Stored dataset items:
# # # # #

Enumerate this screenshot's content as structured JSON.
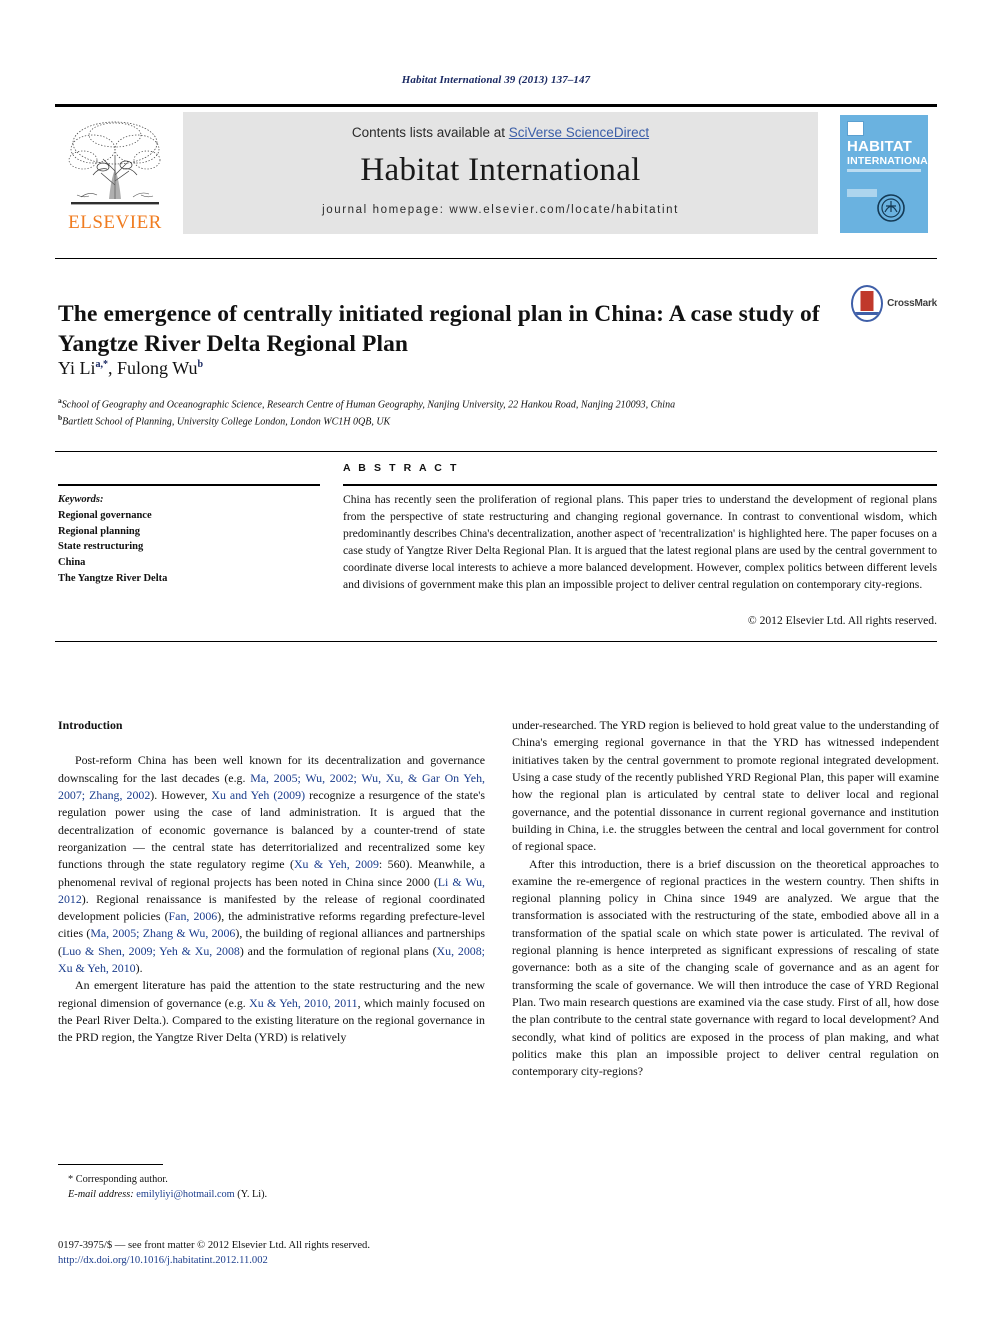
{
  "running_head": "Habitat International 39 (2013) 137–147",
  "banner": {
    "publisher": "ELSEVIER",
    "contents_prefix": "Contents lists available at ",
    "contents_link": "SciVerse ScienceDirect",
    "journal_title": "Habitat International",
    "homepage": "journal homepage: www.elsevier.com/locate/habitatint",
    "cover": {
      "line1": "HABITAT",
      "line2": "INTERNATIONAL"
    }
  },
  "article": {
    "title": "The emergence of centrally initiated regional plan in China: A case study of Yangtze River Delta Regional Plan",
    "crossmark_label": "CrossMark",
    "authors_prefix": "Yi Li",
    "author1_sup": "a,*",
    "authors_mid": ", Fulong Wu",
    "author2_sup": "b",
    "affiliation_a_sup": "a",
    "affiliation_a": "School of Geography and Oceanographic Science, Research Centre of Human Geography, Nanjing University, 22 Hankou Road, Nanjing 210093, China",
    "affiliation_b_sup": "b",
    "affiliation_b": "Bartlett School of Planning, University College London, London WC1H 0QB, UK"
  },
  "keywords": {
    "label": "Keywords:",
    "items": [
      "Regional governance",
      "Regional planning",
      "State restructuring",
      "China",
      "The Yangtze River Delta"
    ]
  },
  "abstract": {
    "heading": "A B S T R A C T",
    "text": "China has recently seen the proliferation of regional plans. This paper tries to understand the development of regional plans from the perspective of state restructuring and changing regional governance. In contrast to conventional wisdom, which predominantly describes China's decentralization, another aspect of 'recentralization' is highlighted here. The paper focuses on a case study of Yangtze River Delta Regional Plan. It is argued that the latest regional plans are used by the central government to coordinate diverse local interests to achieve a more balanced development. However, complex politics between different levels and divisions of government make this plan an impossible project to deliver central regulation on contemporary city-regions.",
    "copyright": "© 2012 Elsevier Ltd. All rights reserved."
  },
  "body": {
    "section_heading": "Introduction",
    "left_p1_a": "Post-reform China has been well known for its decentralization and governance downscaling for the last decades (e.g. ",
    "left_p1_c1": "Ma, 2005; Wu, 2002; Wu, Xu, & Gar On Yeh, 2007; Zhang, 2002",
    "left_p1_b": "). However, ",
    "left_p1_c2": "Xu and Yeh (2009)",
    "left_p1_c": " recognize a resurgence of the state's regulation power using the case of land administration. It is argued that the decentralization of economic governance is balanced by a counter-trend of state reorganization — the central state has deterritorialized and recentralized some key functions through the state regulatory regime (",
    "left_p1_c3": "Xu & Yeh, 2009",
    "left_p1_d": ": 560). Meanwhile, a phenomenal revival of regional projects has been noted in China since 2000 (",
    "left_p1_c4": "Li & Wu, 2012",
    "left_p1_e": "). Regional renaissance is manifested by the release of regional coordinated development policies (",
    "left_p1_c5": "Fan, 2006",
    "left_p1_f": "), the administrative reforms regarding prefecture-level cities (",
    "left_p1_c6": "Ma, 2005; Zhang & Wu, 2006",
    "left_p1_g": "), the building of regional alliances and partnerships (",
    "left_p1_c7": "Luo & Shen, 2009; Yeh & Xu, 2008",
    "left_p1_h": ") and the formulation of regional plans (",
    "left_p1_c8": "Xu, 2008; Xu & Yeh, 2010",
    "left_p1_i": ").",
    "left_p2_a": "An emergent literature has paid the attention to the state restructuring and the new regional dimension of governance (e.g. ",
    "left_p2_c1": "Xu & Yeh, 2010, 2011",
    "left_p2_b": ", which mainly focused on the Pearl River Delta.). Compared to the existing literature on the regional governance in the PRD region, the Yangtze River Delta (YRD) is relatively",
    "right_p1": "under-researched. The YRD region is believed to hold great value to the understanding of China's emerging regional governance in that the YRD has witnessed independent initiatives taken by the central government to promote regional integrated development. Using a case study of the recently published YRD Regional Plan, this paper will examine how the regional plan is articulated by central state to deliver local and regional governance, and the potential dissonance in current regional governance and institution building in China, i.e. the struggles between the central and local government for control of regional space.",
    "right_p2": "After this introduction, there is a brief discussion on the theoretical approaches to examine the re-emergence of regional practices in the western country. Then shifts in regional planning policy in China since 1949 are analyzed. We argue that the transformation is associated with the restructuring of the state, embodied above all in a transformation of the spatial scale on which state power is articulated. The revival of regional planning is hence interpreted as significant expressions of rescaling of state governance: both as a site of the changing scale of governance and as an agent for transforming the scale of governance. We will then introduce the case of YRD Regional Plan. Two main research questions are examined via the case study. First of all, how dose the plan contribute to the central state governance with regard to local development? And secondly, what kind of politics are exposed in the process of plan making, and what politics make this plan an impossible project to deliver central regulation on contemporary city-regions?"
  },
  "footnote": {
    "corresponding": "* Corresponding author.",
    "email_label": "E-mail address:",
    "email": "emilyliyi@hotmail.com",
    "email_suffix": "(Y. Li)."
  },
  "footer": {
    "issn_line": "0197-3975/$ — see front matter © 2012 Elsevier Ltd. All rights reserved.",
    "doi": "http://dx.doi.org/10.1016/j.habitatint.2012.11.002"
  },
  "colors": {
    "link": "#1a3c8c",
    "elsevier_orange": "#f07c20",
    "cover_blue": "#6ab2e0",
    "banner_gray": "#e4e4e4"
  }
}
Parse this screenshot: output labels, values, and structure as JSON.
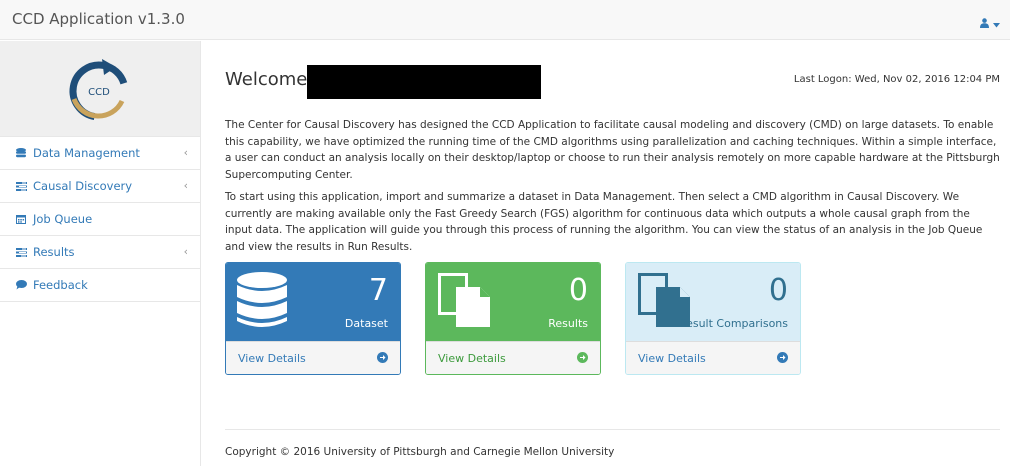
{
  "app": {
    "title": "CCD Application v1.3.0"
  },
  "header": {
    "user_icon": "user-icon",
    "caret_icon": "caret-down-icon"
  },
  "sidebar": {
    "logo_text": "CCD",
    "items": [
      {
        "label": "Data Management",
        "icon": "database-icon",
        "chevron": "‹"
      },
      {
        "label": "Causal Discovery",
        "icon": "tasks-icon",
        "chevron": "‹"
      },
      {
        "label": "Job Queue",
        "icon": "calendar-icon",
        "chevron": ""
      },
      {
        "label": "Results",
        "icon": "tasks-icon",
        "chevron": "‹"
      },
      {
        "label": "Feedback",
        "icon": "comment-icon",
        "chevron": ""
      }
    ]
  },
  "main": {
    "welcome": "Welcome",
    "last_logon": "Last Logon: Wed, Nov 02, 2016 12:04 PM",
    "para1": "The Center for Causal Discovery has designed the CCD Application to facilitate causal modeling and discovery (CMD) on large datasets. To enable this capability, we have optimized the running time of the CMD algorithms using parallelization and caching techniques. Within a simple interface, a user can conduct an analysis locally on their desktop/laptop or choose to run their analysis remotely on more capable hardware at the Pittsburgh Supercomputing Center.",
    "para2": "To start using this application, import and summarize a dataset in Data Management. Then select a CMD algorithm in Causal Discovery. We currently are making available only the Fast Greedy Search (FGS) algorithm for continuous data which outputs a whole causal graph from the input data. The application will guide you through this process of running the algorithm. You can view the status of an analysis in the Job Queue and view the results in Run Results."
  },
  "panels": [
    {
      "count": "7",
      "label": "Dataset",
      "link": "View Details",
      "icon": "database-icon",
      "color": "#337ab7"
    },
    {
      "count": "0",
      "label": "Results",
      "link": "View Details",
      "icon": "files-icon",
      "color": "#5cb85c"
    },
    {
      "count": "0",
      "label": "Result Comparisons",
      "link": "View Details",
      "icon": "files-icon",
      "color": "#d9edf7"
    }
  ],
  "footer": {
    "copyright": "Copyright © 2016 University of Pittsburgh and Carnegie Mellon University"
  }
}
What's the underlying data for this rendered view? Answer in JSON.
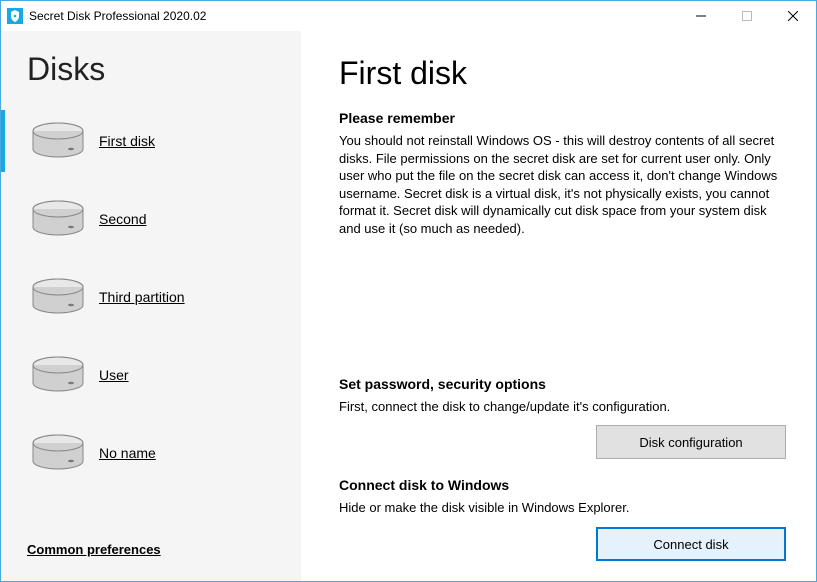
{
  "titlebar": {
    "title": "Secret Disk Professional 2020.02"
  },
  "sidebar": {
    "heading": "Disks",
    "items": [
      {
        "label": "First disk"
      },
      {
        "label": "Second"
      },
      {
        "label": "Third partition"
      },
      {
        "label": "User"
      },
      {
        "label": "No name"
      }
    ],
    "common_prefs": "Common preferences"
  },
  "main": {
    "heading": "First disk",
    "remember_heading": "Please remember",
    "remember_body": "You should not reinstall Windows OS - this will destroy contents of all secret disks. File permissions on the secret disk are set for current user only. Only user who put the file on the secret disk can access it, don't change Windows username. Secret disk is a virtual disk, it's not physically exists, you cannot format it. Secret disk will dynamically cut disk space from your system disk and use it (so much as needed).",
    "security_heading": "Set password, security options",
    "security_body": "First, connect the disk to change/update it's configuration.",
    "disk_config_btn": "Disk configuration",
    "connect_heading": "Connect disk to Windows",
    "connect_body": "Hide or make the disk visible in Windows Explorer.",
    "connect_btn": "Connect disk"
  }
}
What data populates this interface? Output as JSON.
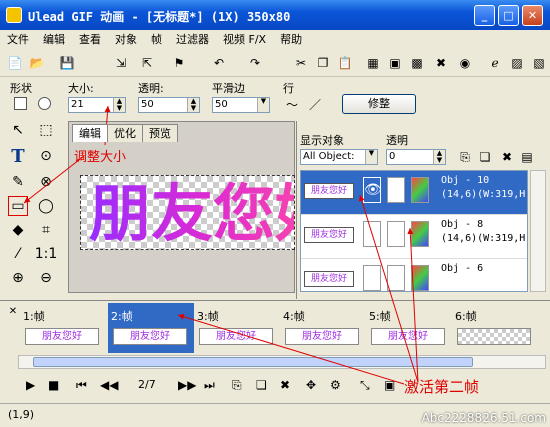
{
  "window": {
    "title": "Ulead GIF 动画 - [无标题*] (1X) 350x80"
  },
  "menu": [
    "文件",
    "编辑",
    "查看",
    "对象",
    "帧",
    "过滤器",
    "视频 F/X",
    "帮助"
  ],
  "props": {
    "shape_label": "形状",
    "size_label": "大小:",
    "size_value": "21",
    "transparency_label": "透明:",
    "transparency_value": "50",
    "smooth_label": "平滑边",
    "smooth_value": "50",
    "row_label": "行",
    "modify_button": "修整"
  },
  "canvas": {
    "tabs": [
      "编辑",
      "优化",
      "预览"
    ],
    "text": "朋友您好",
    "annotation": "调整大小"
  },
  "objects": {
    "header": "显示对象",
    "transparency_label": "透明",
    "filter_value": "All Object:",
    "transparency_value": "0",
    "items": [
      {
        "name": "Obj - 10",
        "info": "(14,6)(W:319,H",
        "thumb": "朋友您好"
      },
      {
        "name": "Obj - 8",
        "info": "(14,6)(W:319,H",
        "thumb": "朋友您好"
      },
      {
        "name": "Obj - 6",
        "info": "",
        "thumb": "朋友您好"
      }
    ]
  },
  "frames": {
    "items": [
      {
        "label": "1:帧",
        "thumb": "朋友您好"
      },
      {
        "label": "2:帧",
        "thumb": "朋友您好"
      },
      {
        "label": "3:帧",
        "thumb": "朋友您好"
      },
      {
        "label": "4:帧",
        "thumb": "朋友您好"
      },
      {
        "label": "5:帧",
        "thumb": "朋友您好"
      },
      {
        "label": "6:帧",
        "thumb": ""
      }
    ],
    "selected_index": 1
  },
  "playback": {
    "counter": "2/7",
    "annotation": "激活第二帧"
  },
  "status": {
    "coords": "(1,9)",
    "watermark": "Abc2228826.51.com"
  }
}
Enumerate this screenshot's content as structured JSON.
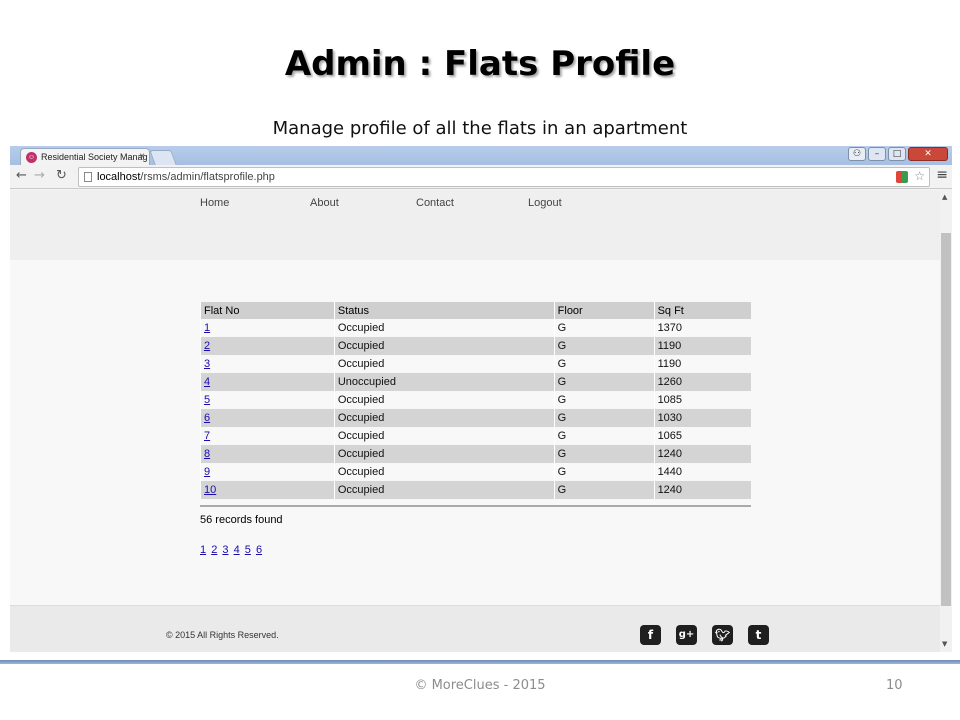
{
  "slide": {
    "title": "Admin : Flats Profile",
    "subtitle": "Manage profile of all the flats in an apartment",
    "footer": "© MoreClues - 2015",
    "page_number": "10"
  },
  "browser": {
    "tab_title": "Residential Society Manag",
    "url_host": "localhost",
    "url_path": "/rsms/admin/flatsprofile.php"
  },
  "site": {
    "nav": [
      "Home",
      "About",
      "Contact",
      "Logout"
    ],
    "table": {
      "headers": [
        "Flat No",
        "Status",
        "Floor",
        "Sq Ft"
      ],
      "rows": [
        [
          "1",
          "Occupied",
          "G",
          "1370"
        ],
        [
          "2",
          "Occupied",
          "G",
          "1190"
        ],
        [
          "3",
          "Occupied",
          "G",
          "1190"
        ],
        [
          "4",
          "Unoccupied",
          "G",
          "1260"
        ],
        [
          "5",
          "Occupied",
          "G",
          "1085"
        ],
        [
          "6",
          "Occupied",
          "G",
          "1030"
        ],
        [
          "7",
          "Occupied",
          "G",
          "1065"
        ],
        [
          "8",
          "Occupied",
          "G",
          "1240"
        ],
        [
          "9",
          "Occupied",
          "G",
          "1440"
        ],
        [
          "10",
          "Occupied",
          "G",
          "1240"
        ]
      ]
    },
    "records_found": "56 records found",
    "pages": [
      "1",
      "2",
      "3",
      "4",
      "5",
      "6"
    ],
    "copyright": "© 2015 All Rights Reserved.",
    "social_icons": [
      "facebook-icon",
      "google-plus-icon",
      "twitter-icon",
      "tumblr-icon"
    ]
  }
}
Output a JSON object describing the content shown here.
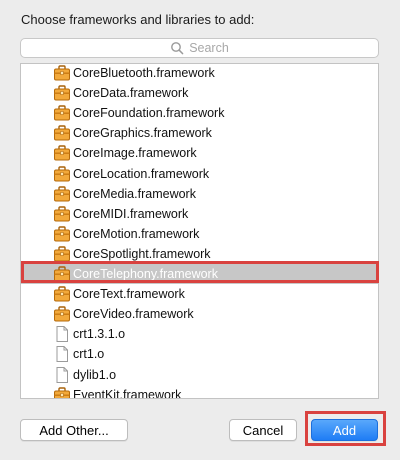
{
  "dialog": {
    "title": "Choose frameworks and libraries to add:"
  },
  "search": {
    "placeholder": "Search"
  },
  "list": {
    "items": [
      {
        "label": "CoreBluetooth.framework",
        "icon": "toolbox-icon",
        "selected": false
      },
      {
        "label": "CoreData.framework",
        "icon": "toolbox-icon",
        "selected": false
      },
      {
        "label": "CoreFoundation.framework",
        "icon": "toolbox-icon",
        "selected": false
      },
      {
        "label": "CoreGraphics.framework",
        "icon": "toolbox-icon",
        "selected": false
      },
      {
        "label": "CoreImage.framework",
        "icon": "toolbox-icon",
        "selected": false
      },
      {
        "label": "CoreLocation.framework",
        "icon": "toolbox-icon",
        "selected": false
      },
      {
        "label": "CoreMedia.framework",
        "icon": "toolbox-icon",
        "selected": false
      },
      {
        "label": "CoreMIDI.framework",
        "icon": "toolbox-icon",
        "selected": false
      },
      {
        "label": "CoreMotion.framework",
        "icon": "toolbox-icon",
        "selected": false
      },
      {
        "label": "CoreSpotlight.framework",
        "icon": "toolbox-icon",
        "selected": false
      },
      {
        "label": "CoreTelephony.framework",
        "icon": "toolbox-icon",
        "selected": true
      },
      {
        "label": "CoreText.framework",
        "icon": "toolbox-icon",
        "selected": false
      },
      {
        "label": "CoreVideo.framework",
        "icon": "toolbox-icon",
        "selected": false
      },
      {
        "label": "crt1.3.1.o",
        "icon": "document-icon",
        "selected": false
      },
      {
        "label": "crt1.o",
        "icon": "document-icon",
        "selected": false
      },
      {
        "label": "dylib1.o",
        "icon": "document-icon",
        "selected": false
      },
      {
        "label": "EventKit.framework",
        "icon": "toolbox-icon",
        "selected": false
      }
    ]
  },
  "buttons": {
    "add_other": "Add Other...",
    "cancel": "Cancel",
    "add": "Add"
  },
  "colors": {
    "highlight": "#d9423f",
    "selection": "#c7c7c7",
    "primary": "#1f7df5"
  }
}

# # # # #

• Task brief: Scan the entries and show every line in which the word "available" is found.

• Answer for this exercise:
    "contents_prefix": "Contents lists available at ",
    "para2": "To start using this application, import and summarize a dataset in Data Management. Then select a CMD algorithm in Causal Discovery. We currently are making available only the Fast Greedy Search (FGS) algorithm for continuous data which outputs a whole causal graph from the input data. The application will guide you through this process of running the algorithm. You can view the status of an analysis in the Job Queue and view the results in Run Results."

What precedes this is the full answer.